To do -
Write out only the final part of the records below. It begins with the line that contains "Output a JSON" and ends with the last line.

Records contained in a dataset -
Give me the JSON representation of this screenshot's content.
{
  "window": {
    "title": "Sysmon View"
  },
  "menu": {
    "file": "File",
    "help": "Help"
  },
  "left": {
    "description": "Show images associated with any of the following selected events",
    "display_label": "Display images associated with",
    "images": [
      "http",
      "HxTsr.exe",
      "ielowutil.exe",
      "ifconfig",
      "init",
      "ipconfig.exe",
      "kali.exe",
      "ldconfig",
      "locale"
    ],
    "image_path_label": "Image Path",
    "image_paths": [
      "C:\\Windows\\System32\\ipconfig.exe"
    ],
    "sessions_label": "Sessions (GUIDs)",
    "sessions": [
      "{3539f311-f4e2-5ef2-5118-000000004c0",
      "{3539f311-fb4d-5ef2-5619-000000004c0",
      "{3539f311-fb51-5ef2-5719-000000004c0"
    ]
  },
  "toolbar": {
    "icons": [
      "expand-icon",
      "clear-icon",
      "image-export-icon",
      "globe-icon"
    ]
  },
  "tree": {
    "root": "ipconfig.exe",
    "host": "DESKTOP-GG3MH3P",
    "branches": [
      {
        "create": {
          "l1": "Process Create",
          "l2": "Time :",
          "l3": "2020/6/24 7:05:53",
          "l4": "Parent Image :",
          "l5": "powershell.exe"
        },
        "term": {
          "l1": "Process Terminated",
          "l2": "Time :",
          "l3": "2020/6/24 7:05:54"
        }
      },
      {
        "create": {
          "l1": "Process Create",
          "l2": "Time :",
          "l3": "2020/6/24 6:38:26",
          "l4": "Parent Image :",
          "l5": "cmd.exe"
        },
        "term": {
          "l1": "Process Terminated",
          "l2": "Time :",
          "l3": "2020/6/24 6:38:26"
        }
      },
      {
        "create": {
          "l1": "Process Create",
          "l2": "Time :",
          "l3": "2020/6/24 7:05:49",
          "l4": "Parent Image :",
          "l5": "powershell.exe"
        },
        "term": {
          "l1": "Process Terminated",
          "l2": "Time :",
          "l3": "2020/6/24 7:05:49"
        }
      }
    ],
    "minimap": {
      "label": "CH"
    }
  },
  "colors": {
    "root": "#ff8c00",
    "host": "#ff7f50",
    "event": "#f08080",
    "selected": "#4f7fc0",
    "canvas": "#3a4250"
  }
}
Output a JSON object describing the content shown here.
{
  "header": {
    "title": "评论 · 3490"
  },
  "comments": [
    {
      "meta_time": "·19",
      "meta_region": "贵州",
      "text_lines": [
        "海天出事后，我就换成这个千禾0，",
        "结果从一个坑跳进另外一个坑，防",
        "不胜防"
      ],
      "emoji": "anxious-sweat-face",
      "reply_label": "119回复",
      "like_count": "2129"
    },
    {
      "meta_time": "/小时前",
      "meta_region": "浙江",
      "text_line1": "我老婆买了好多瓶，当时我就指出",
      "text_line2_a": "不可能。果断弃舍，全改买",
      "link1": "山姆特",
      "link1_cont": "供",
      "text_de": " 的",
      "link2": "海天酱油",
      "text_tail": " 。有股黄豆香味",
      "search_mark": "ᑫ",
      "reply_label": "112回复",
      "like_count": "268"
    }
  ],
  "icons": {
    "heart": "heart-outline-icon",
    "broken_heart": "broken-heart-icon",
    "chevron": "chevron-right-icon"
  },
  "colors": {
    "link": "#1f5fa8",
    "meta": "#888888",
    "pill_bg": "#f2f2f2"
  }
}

Response -
Output a JSON object describing the content shown here.
{
  "header": {
    "title": "评论 · 3490"
  },
  "comments": [
    {
      "meta_time": "·19",
      "meta_region": "贵州",
      "text_lines": [
        "海天出事后，我就换成这个千禾0，",
        "结果从一个坑跳进另外一个坑，防",
        "不胜防"
      ],
      "emoji": "anxious-sweat-face",
      "reply_label": "119回复",
      "like_count": "2129"
    },
    {
      "meta_time": "/小时前",
      "meta_region": "浙江",
      "text_line1": "我老婆买了好多瓶，当时我就指出",
      "text_line2_a": "不可能。果断弃舍，全改买",
      "link1": "山姆特",
      "link1_cont": "供",
      "text_de": " 的",
      "link2": "海天酱油",
      "text_tail": " 。有股黄豆香味",
      "search_mark": "ᑫ",
      "reply_label": "112回复",
      "like_count": "268"
    }
  ],
  "icons": {
    "heart": "heart-outline-icon",
    "broken_heart": "broken-heart-icon",
    "chevron": "chevron-right-icon"
  },
  "colors": {
    "link": "#1f5fa8",
    "meta": "#888888",
    "pill_bg": "#f2f2f2"
  }
}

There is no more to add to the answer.